Aseem Trivedi, the satirical cartoonist whose works have drawn attention to corruption in India's public life, was jailed today on charges of sedition. The move has ignited controversy in the world's largest democracy.
Mr Trivedi is a leading member of the India Against Corruption movement. His cartoons have lampooned India's political elite. Examples of his work can be seen on his website Cartoons Against Corruption. Whilst they are satirical, irreverent and highly critical of the ruling elite, they would be almost certainly be seen as simply part of the cut and thrust of politics and public life in the West.

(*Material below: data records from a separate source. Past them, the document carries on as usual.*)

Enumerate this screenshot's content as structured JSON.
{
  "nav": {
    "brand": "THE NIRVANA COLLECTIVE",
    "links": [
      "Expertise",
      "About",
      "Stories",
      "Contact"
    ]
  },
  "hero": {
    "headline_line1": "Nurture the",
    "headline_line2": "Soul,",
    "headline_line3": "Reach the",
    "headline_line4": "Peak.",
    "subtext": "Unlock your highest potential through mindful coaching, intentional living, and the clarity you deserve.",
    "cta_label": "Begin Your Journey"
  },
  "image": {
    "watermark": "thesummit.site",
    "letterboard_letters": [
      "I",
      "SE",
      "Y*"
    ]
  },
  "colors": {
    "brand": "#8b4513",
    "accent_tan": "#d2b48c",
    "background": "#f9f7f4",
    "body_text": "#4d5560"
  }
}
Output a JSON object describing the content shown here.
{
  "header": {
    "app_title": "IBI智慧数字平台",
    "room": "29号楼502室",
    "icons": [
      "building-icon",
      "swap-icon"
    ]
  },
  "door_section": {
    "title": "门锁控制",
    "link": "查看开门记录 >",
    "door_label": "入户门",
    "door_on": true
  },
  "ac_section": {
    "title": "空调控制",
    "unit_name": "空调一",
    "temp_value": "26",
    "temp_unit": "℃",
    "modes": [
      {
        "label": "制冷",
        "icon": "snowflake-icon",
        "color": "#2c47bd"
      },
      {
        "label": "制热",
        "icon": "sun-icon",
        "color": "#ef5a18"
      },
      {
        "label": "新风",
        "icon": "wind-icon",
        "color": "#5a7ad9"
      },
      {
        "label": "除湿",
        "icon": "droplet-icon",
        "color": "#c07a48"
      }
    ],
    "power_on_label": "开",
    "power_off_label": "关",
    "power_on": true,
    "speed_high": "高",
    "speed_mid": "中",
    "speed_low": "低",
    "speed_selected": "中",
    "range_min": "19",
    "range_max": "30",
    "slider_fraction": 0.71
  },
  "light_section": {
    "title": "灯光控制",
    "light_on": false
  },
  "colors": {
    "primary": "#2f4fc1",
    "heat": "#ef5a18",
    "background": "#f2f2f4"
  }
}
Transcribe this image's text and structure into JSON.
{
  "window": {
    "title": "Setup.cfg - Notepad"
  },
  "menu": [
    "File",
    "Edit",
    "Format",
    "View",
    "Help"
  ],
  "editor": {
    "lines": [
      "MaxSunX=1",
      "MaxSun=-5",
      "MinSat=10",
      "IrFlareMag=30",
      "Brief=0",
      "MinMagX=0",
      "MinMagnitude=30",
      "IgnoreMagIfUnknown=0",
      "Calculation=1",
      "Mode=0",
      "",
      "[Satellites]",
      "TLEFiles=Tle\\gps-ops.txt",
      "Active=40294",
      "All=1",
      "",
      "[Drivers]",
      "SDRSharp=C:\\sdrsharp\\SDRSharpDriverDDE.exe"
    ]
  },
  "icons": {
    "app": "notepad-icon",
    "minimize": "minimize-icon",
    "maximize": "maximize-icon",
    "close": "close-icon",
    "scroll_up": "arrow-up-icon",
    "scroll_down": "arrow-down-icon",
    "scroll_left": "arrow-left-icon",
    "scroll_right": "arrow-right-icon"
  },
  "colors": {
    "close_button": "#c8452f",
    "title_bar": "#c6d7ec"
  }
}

Trivedi's arrest at the weekend follows his publication of a particularly biting cartoon, which depicts the parliament building as a toilet, buzzing with flies. The authorities have characterised Trivedi's cartoons as mocking the constitution and insulting the flag, says BBC News.
According to the Guardian, Markandey Katju, the head of the Press Council of India and a former Supreme Court Judge, said:
Politicians must learn to be tolerant. This is not a dictatorship.
The former judge added:
A wrongful arrest is a serious crime under the Indian Penal Code, and it is those who arrested him who should be arrested.
The Hindustan Times records examples of the support for Mr Trivedi on the social networking site, Twitter. The widespread sense of bitter irony is aptly expressed in one tweet:
Cartoonist Aseem Trivedi arrested for sedition for "insulting the national emblem". Yes, yes. Screw the nation. Cherish the symbols.
Mr Trivedi, who declined to apply for bail, said of the charges:
If telling the truth makes me a traitor then I am one.